“The highest purpose of the First Amendment is to protect the right of Americans to engage in political speech and to petition the government to address their concerns,” said Deborah Jeon, legal director for the Maryland ACLU. “It violates both the First Amendment and Maryland’s own social media guidelines for government officials to block out any voices of dissent or those simply raising questions about positions taken by public officials sworn to serve.”
Hogan spokeswoman Amelia Chasse called the lawsuit “frivolous” and “a waste of taxpayer dollars” and said the comments and users removed from the page were either hateful or part of an orchestrated campaign.
“The governor’s office has a very clear social media policy, and we will continue to remove all hateful and violent content and coordinated spam attacks to foster an open and constructive dialogue,” she said.
But several people interviewed by The Washington Post after being blocked this winter say they sent the messages on their own and used clean language.
The ACLU of Kentucky recently filed a similar lawsuit against Gov. Matt Bevins (R) over his use of Facebook and Twitter. And a group of Twitter users has sued Trump for deleting their access to his Twitter page.
Last week, in one of the first rulings on the topic, U.S. District Court Judge James C. Cacheris in Alexandria said that the chairman of the Loudoun County Board of Supervisors violated a constituent's free speech when she banned him from her Facebook page.
Bradley Shear, a Bethesda-based privacy and social media attorney, said the issue of when a person can be deleted or blocked from an elected official’s account will likely end up before the U.S. Supreme Court.
“People have a right to make certain comments on an official account,” Shear said. “But there is the question of where you draw the line. . . We’re just at the beginning of the legal process of where the law is going to end up.”
Hogan came under fire earlier this year after several Facebook users noticed that their posts were deleted or that they had been blocked from the governor's page.
Doug Mayer, the governor's director of communications and a named defendant in the lawsuit, said at the time that the governor's office had blocked 450 people since Hogan took office two years ago. About half were blocked for using "hateful or racist" language, he said. The rest were blocked after the 2014 riots in Baltimore or in the days following the announcement of Trump's travel ban — each time, Mayer said, because the governor's office thought the postings were part of a "coordinated attack."
Meredith Phillips, a Howard County resident and one of the four plaintiffs, said she was blocked after she asked the governor to make a public statement about Trump’s travel ban.
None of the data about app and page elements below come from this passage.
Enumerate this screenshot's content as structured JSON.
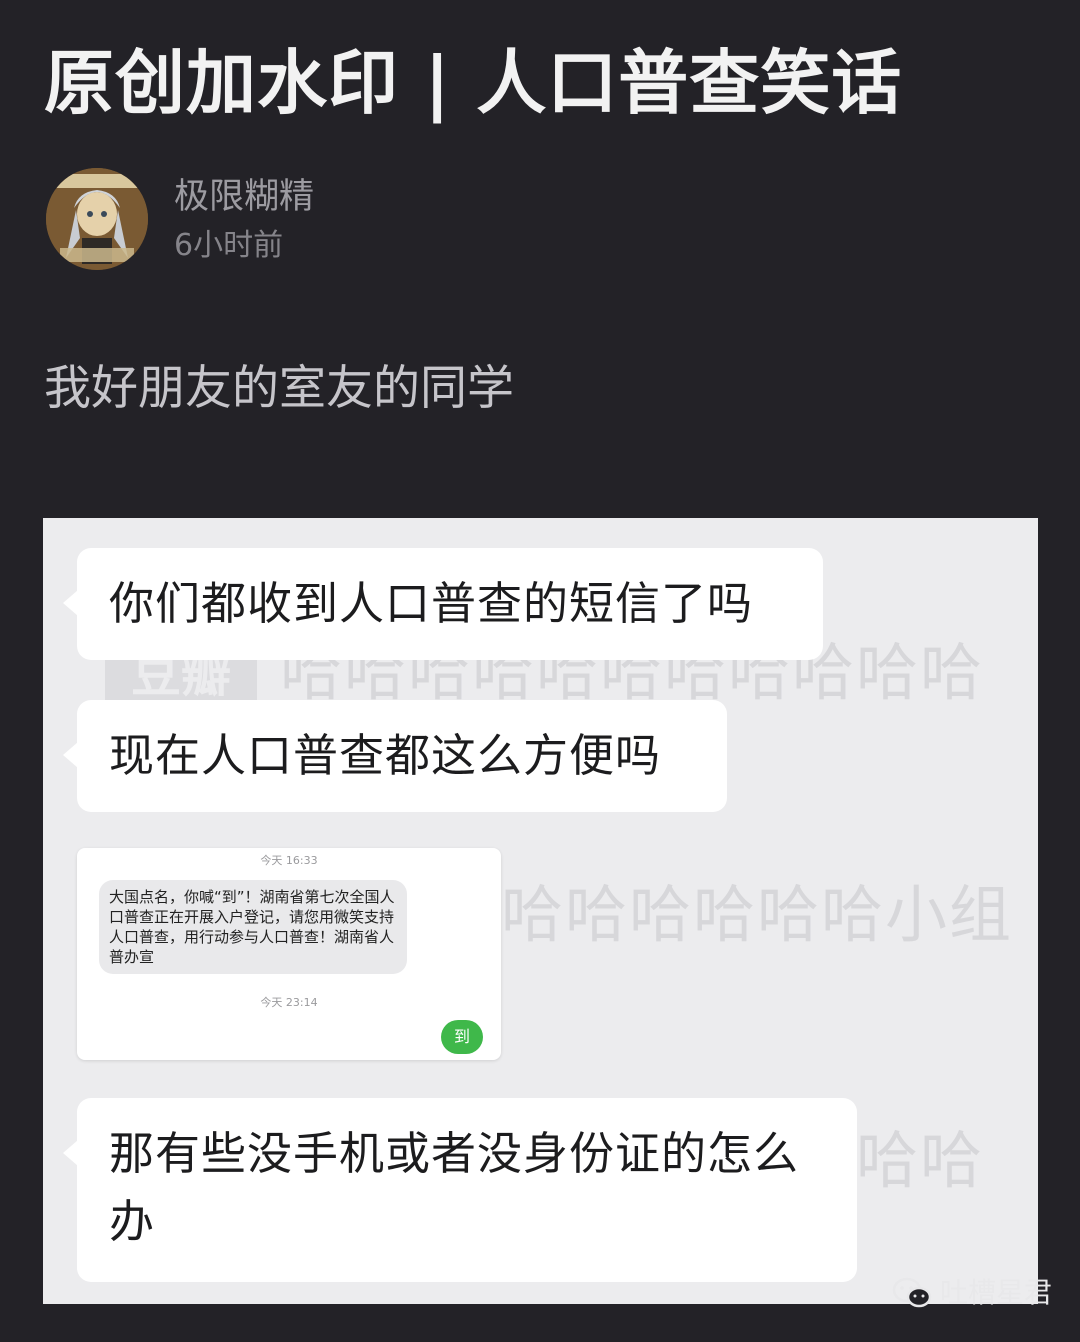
{
  "post": {
    "title": "原创加水印 | 人口普查笑话",
    "author": "极限糊精",
    "time": "6小时前",
    "body": "我好朋友的室友的同学"
  },
  "screenshot": {
    "messages": [
      {
        "text": "你们都收到人口普查的短信了吗"
      },
      {
        "text": "现在人口普查都这么方便吗"
      },
      {
        "text": "那有些没手机或者没身份证的怎么办"
      }
    ],
    "image_message": {
      "time_top": "今天 16:33",
      "sms_text": "大国点名，你喊“到”！湖南省第七次全国人口普查正在开展入户登记，请您用微笑支持人口普查，用行动参与人口普查！湖南省人普办宣",
      "time_bottom": "今天 23:14",
      "reply": "到"
    },
    "watermark": {
      "logo": "豆瓣",
      "line1": "哈哈哈哈哈哈哈哈哈哈哈",
      "line2": "哈哈哈哈哈哈哈哈小组",
      "line3": "哈哈哈哈哈哈哈哈哈哈哈"
    }
  },
  "footer": {
    "brand": "吐槽星君",
    "icon": "wechat-icon"
  },
  "colors": {
    "page_bg": "#232227",
    "title_text": "#f2f2f2",
    "meta_text": "#9c9ba1",
    "screenshot_bg": "#ececee",
    "bubble_bg": "#ffffff",
    "reply_green": "#3fb84a"
  }
}
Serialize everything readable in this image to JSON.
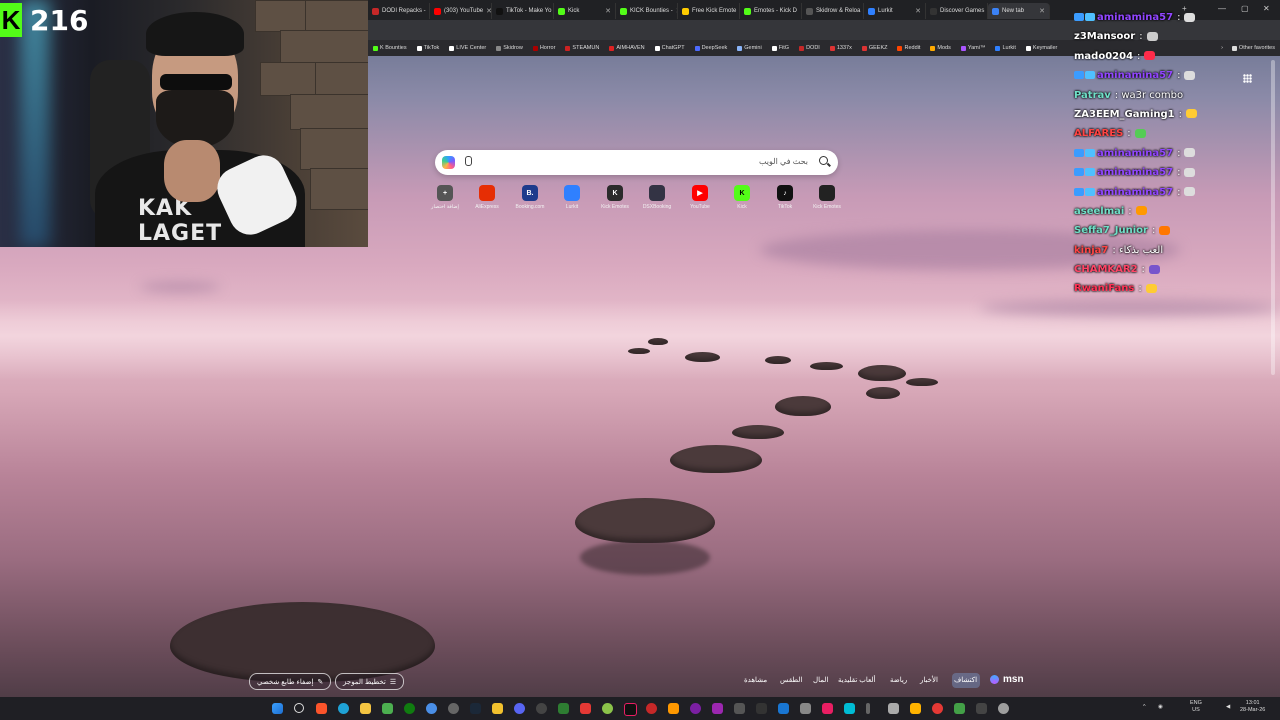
{
  "stream": {
    "viewer_count": "216"
  },
  "browser": {
    "tabs": [
      {
        "label": "DODI Repacks -",
        "color": "#c62828"
      },
      {
        "label": "(303) YouTube",
        "color": "#ff0000"
      },
      {
        "label": "TikTok - Make Yo",
        "color": "#111111"
      },
      {
        "label": "Kick",
        "color": "#53fc18"
      },
      {
        "label": "KICK Bounties -",
        "color": "#53fc18"
      },
      {
        "label": "Free Kick Emote",
        "color": "#ffcc00"
      },
      {
        "label": "Emotes - Kick D",
        "color": "#53fc18"
      },
      {
        "label": "Skidrow & Reloa",
        "color": "#555555"
      },
      {
        "label": "Lurkit",
        "color": "#2f80ff"
      },
      {
        "label": "Discover Games",
        "color": "#333333"
      },
      {
        "label": "New tab",
        "color": "#3b82f6"
      }
    ],
    "bookmarks": [
      {
        "label": "K Bounties",
        "color": "#53fc18"
      },
      {
        "label": "TikTok",
        "color": "#ffffff"
      },
      {
        "label": "LIVE Center",
        "color": "#ffffff"
      },
      {
        "label": "Skidrow",
        "color": "#888888"
      },
      {
        "label": "Horror",
        "color": "#aa0000"
      },
      {
        "label": "STEAMUN",
        "color": "#cc2222"
      },
      {
        "label": "AIMHAVEN",
        "color": "#dd2222"
      },
      {
        "label": "ChatGPT",
        "color": "#ffffff"
      },
      {
        "label": "DeepSeek",
        "color": "#4d6bfe"
      },
      {
        "label": "Gemini",
        "color": "#8ab4f8"
      },
      {
        "label": "FitG",
        "color": "#ffffff"
      },
      {
        "label": "DODI",
        "color": "#c62828"
      },
      {
        "label": "1337x",
        "color": "#d33"
      },
      {
        "label": "GEEKZ",
        "color": "#d33"
      },
      {
        "label": "Reddit",
        "color": "#ff4500"
      },
      {
        "label": "Mods",
        "color": "#ffaa00"
      },
      {
        "label": "Yami™",
        "color": "#aa55ff"
      },
      {
        "label": "Lurkit",
        "color": "#2f80ff"
      },
      {
        "label": "Keymailer",
        "color": "#ffffff"
      },
      {
        "label": "Other favorites",
        "color": "#dddddd"
      }
    ],
    "search": {
      "placeholder": "بحث في الويب"
    },
    "quick_links": [
      {
        "label": "إضافة اختصار",
        "letter": "+",
        "color": "#555555"
      },
      {
        "label": "AliExpress",
        "letter": "",
        "color": "#e62e04"
      },
      {
        "label": "Booking.com",
        "letter": "B.",
        "color": "#1d3b8c"
      },
      {
        "label": "Lurkit",
        "letter": "",
        "color": "#2f80ff"
      },
      {
        "label": "Kick Emotes",
        "letter": "K",
        "color": "#2b2b2b"
      },
      {
        "label": "DSXBooking",
        "letter": "",
        "color": "#333344"
      },
      {
        "label": "YouTube",
        "letter": "",
        "color": "#ff0000"
      },
      {
        "label": "Kick",
        "letter": "K",
        "color": "#53fc18"
      },
      {
        "label": "TikTok",
        "letter": "",
        "color": "#111111"
      },
      {
        "label": "Kick Emotes",
        "letter": "",
        "color": "#222222"
      }
    ]
  },
  "chat": [
    {
      "user": "aminamina57",
      "color": "#9146ff",
      "badges": 2,
      "text": ":",
      "emote": "#dddddd"
    },
    {
      "user": "z3Mansoor",
      "color": "#ffffff",
      "badges": 0,
      "text": ":",
      "emote": "#cccccc"
    },
    {
      "user": "mado0204",
      "color": "#ffffff",
      "badges": 0,
      "text": ":",
      "emote": "#ff2b4a"
    },
    {
      "user": "aminamina57",
      "color": "#9146ff",
      "badges": 2,
      "text": ":",
      "emote": "#dddddd"
    },
    {
      "user": "Patrav",
      "color": "#6fe0c8",
      "badges": 0,
      "text": ": wa3r combo",
      "emote": ""
    },
    {
      "user": "ZA3EEM_Gaming1",
      "color": "#ffffff",
      "badges": 0,
      "text": ":",
      "emote": "#ffcc33"
    },
    {
      "user": "ALFARES",
      "color": "#ff4444",
      "badges": 0,
      "text": ":",
      "emote": "#55cc55"
    },
    {
      "user": "aminamina57",
      "color": "#9146ff",
      "badges": 2,
      "text": ":",
      "emote": "#dddddd"
    },
    {
      "user": "aminamina57",
      "color": "#9146ff",
      "badges": 2,
      "text": ":",
      "emote": "#dddddd"
    },
    {
      "user": "aminamina57",
      "color": "#9146ff",
      "badges": 2,
      "text": ":",
      "emote": "#dddddd"
    },
    {
      "user": "aseelmai",
      "color": "#6fe0c8",
      "badges": 0,
      "text": ":",
      "emote": "#ff9900"
    },
    {
      "user": "Seffa7_Junior",
      "color": "#6fe0c8",
      "badges": 0,
      "text": ":",
      "emote": "#ff7700"
    },
    {
      "user": "kinja7",
      "color": "#ff4444",
      "badges": 0,
      "text": ": العب بذكاء",
      "emote": ""
    },
    {
      "user": "CHAMKAR2",
      "color": "#ff4466",
      "badges": 0,
      "text": ":",
      "emote": "#7755cc"
    },
    {
      "user": "RwaniFans",
      "color": "#ff3355",
      "badges": 0,
      "text": ":",
      "emote": "#ffcc33"
    }
  ],
  "msn": {
    "btn_personalize": "إضفاء طابع شخصي",
    "btn_layout": "تخطيط الموجز",
    "links": [
      "مشاهدة",
      "الطقس",
      "المال",
      "ألعاب تقليدية",
      "رياضة",
      "الأخبار",
      "اكتشاف"
    ],
    "logo": "msn"
  },
  "taskbar": {
    "lang": "ENG",
    "region": "US",
    "time": "13:01",
    "date": "28-Mar-26"
  }
}
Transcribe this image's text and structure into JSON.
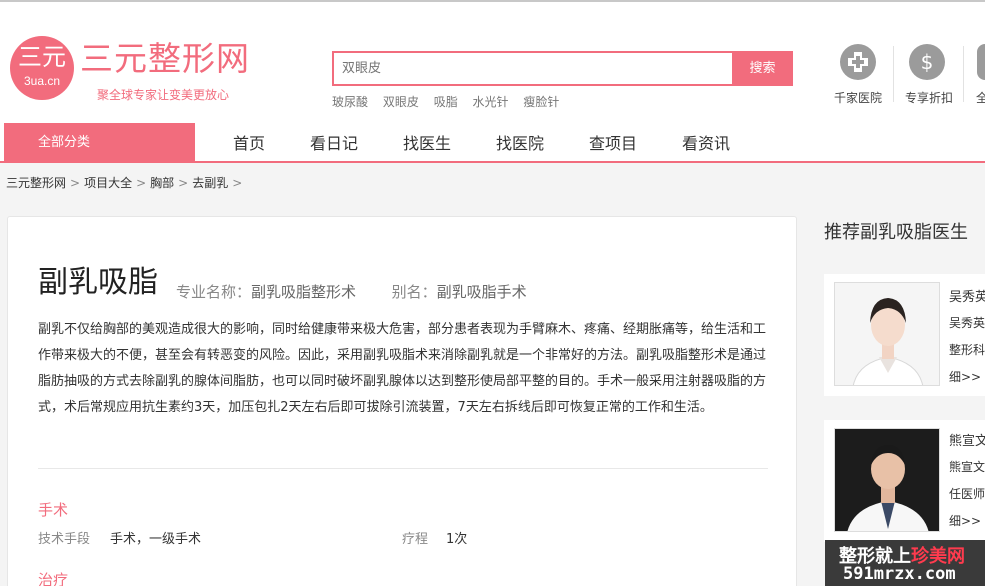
{
  "header": {
    "logo_text": "三元",
    "logo_domain": "3ua.cn",
    "site_name": "三元整形网",
    "slogan": "聚全球专家让变美更放心"
  },
  "search": {
    "placeholder": "双眼皮",
    "button_label": "搜索",
    "hot_words": [
      "玻尿酸",
      "双眼皮",
      "吸脂",
      "水光针",
      "瘦脸针"
    ]
  },
  "header_links": [
    {
      "label": "千家医院",
      "icon": "hospital-cross-icon"
    },
    {
      "label": "专享折扣",
      "icon": "dollar-discount-icon"
    },
    {
      "label": "全",
      "icon": "partial-icon"
    }
  ],
  "nav": {
    "all_categories": "全部分类",
    "items": [
      "首页",
      "看日记",
      "找医生",
      "找医院",
      "查项目",
      "看资讯"
    ]
  },
  "breadcrumb": {
    "items": [
      "三元整形网",
      "项目大全",
      "胸部",
      "去副乳"
    ],
    "separator": ">"
  },
  "project": {
    "title": "副乳吸脂",
    "pro_name_label": "专业名称：",
    "pro_name": "副乳吸脂整形术",
    "alias_label": "别名：",
    "alias": "副乳吸脂手术",
    "description": "副乳不仅给胸部的美观造成很大的影响，同时给健康带来极大危害，部分患者表现为手臂麻木、疼痛、经期胀痛等，给生活和工作带来极大的不便，甚至会有转恶变的风险。因此，采用副乳吸脂术来消除副乳就是一个非常好的方法。副乳吸脂整形术是通过脂肪抽吸的方式去除副乳的腺体间脂肪，也可以同时破坏副乳腺体以达到整形使局部平整的目的。手术一般采用注射器吸脂的方式，术后常规应用抗生素约3天，加压包扎2天左右后即可拔除引流装置，7天左右拆线后即可恢复正常的工作和生活。",
    "surgery_section": "手术",
    "tech_label": "技术手段",
    "tech_value": "手术，一级手术",
    "course_label": "疗程",
    "course_value": "1次",
    "treatment_section": "治疗"
  },
  "sidebar": {
    "title": "推荐副乳吸脂医生",
    "doctors": [
      {
        "line1": "吴秀英",
        "line2": "吴秀英",
        "line3": "整形科",
        "line4": "细>>"
      },
      {
        "line1": "熊宣文",
        "line2": "熊宣文",
        "line3": "任医师",
        "line4": "细>>"
      }
    ]
  },
  "watermark": {
    "line1_a": "整形就上",
    "line1_b": "珍美网",
    "line2": "591mrzx.com"
  },
  "colors": {
    "accent": "#f26c7d",
    "icon_gray": "#9b9b9b",
    "watermark_bg": "#3a3a3a"
  }
}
She added her comment to a post on the page about the Chinese New Year.
Her post was deleted twice, according to the lawsuit. In her second post, she added that she was a Democrat who crossed party lines to vote for Hogan in 2014. When she tried to post the comment a third time, she realized that her access was restricted and that she had been blocked from the page.
“I couldn’t believe Governor Hogan would block people who disagreed with him, but who weren’t rude or threatening,” Phillips said in a statement. “Deleting any comment from constituents that doesn’t praise or agree with Governor Hogan is a violation of free speech.”
The lawsuit says the governor’s social media policy, “both on its face and as applied, unlawfully restricts constitutionally-guaranteed rights of the citizens of this State to free expression, and strikes at core protections for political speech and petitioning the government.”